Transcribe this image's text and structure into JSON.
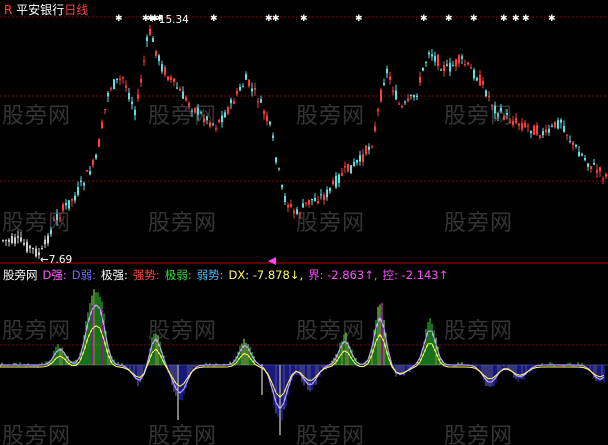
{
  "title": {
    "prefix": "R",
    "stock": "平安银行",
    "period": "日线"
  },
  "price_labels": {
    "high": "←15.34",
    "low": "←7.69"
  },
  "indicator_legend": [
    {
      "text": "股旁网",
      "color": "#ffffff"
    },
    {
      "text": "D强:",
      "color": "#ff60ff"
    },
    {
      "text": "D弱:",
      "color": "#6a6aff"
    },
    {
      "text": "极强:",
      "color": "#ffffff"
    },
    {
      "text": "强势:",
      "color": "#ff4040"
    },
    {
      "text": "极弱:",
      "color": "#30e030"
    },
    {
      "text": "弱势:",
      "color": "#40c0ff"
    },
    {
      "text": "DX: -7.878↓,",
      "color": "#ffff60"
    },
    {
      "text": "界: -2.863↑,",
      "color": "#ff50ff"
    },
    {
      "text": "控: -2.143↑",
      "color": "#ff50ff"
    }
  ],
  "watermark": "股旁网",
  "colors": {
    "up": "#ff3c3c",
    "down": "#5fe0e0",
    "grid": "#8a0000",
    "star": "#ffffff",
    "marker": "#ff40ff"
  }
}
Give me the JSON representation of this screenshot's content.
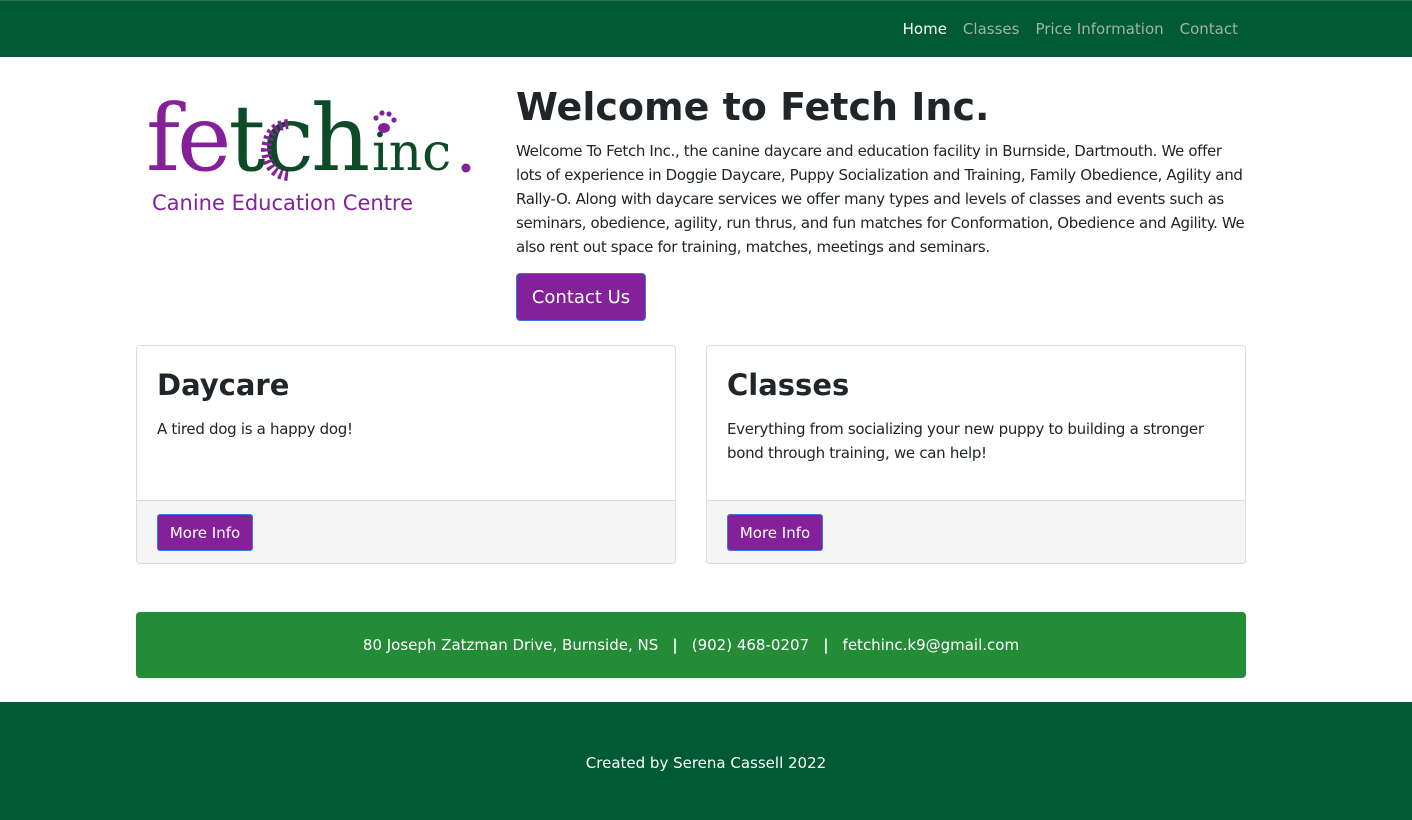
{
  "nav": {
    "items": [
      {
        "label": "Home",
        "active": true
      },
      {
        "label": "Classes",
        "active": false
      },
      {
        "label": "Price Information",
        "active": false
      },
      {
        "label": "Contact",
        "active": false
      }
    ]
  },
  "logo": {
    "wordmark_main": "fetch",
    "wordmark_suffix": "inc.",
    "tagline": "Canine Education Centre"
  },
  "hero": {
    "title": "Welcome to Fetch Inc.",
    "body": "Welcome To Fetch Inc., the canine daycare and education facility in Burnside, Dartmouth. We offer lots of experience in Doggie Daycare, Puppy Socialization and Training, Family Obedience, Agility and Rally-O. Along with daycare services we offer many types and levels of classes and events such as seminars, obedience, agility, run thrus, and fun matches for Conformation, Obedience and Agility. We also rent out space for training, matches, meetings and seminars.",
    "button_label": "Contact Us"
  },
  "cards": [
    {
      "title": "Daycare",
      "text": "A tired dog is a happy dog!",
      "button_label": "More Info"
    },
    {
      "title": "Classes",
      "text": "Everything from socializing your new puppy to building a stronger bond through training, we can help!",
      "button_label": "More Info"
    }
  ],
  "info_bar": {
    "address": "80 Joseph Zatzman Drive, Burnside, NS",
    "phone": "(902) 468-0207",
    "email": "fetchinc.k9@gmail.com",
    "separator": "|"
  },
  "footer": {
    "text": "Created by Serena Cassell 2022"
  },
  "colors": {
    "brand_green": "#005a34",
    "info_green": "#248b37",
    "brand_purple": "#84209a",
    "logo_dark_green": "#0d4a26"
  }
}
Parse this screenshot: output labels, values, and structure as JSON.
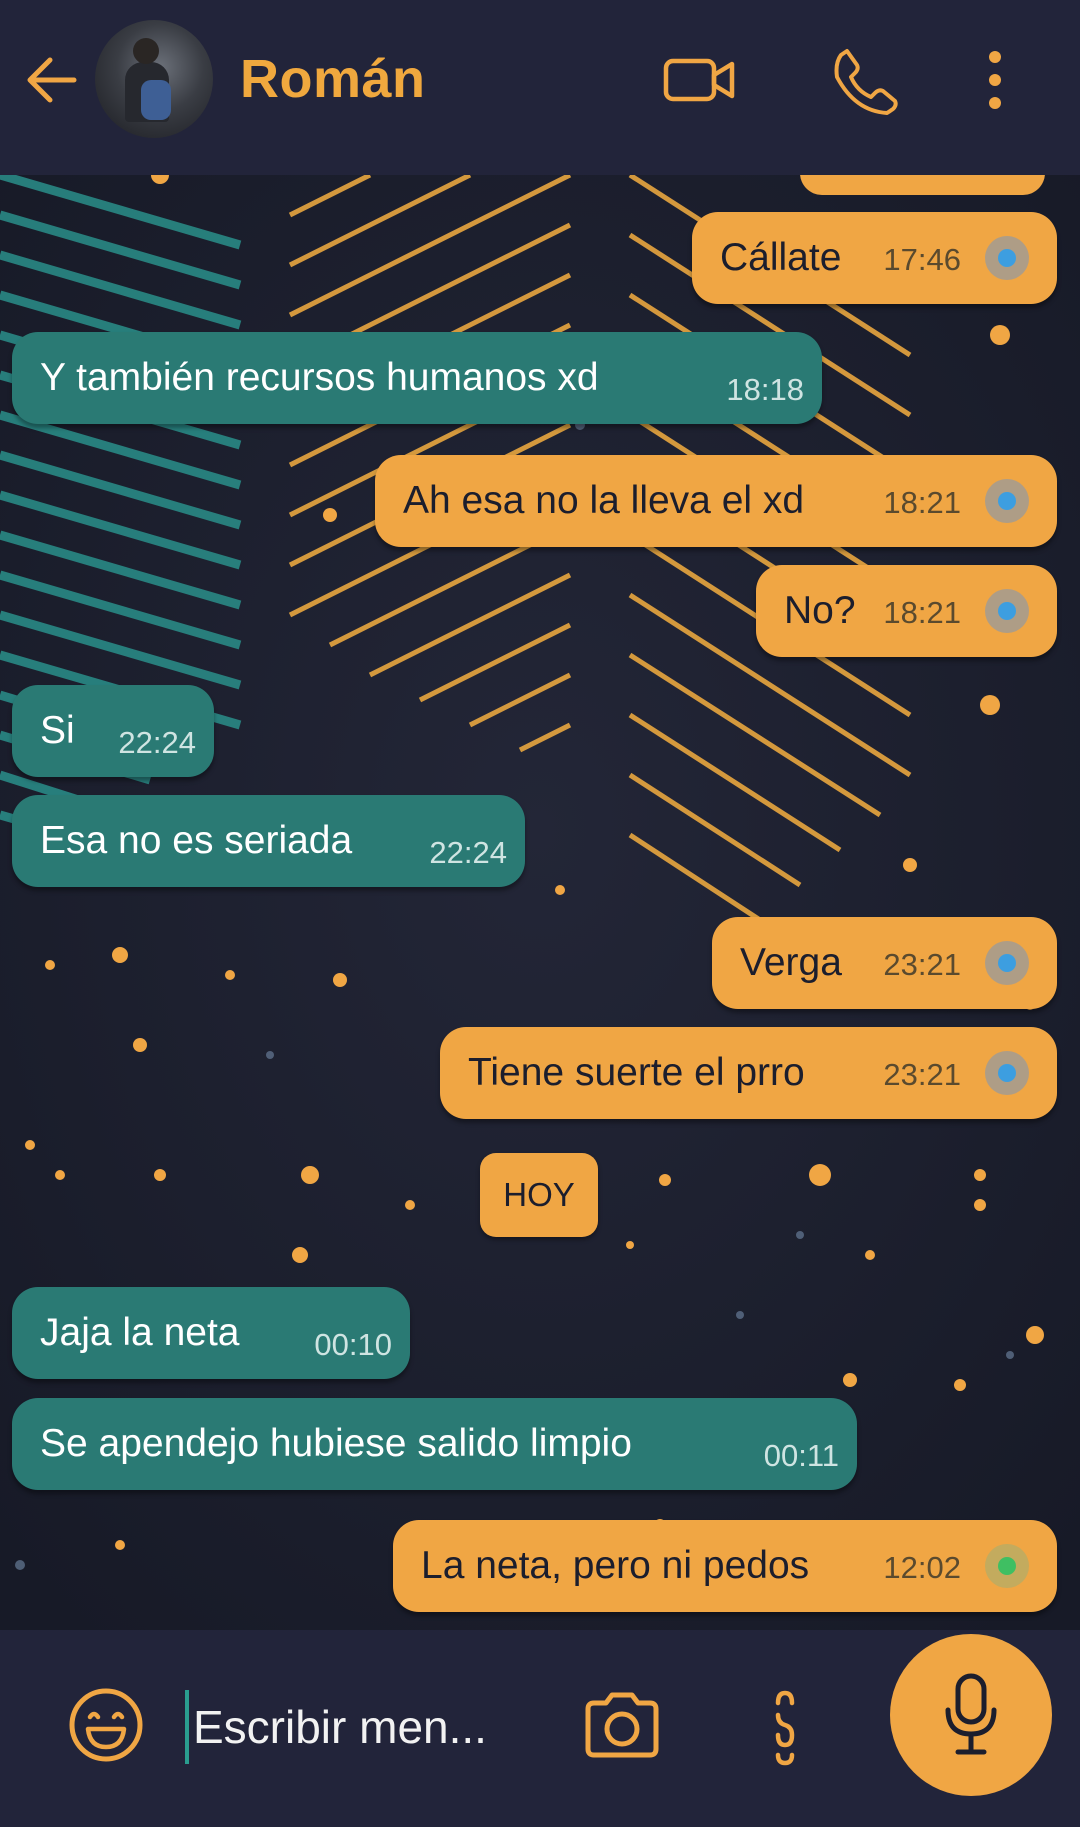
{
  "header": {
    "contact_name": "Román",
    "icons": [
      "back-arrow-icon",
      "avatar",
      "video-camera-icon",
      "phone-icon",
      "more-vert-icon"
    ]
  },
  "messages": [
    {
      "direction": "out",
      "text": "Cállate",
      "time": "17:46",
      "status": "delivered"
    },
    {
      "direction": "in",
      "text": "Y también recursos humanos xd",
      "time": "18:18"
    },
    {
      "direction": "out",
      "text": "Ah esa no la lleva el xd",
      "time": "18:21",
      "status": "delivered"
    },
    {
      "direction": "out",
      "text": "No?",
      "time": "18:21",
      "status": "delivered"
    },
    {
      "direction": "in",
      "text": "Si",
      "time": "22:24"
    },
    {
      "direction": "in",
      "text": "Esa no es seriada",
      "time": "22:24"
    },
    {
      "direction": "out",
      "text": "Verga",
      "time": "23:21",
      "status": "delivered"
    },
    {
      "direction": "out",
      "text": "Tiene suerte el prro",
      "time": "23:21",
      "status": "delivered"
    },
    {
      "direction": "in",
      "text": "Jaja la neta",
      "time": "00:10"
    },
    {
      "direction": "in",
      "text": "Se apendejo hubiese salido limpio",
      "time": "00:11"
    },
    {
      "direction": "out",
      "text": "La neta, pero ni pedos",
      "time": "12:02",
      "status": "sent"
    }
  ],
  "date_separator": "HOY",
  "input": {
    "placeholder": "Escribir men..."
  },
  "colors": {
    "accent": "#f0a644",
    "incoming_bubble": "#2a7a74",
    "header_bg": "#22243a",
    "status_delivered": "#3d9ee0",
    "status_sent": "#3fbf62"
  }
}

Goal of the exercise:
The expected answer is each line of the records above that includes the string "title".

Exercise solution:
  "title": {
    "title": "Welcome to Fetch Inc.",
      "title": "Daycare",
      "title": "Classes",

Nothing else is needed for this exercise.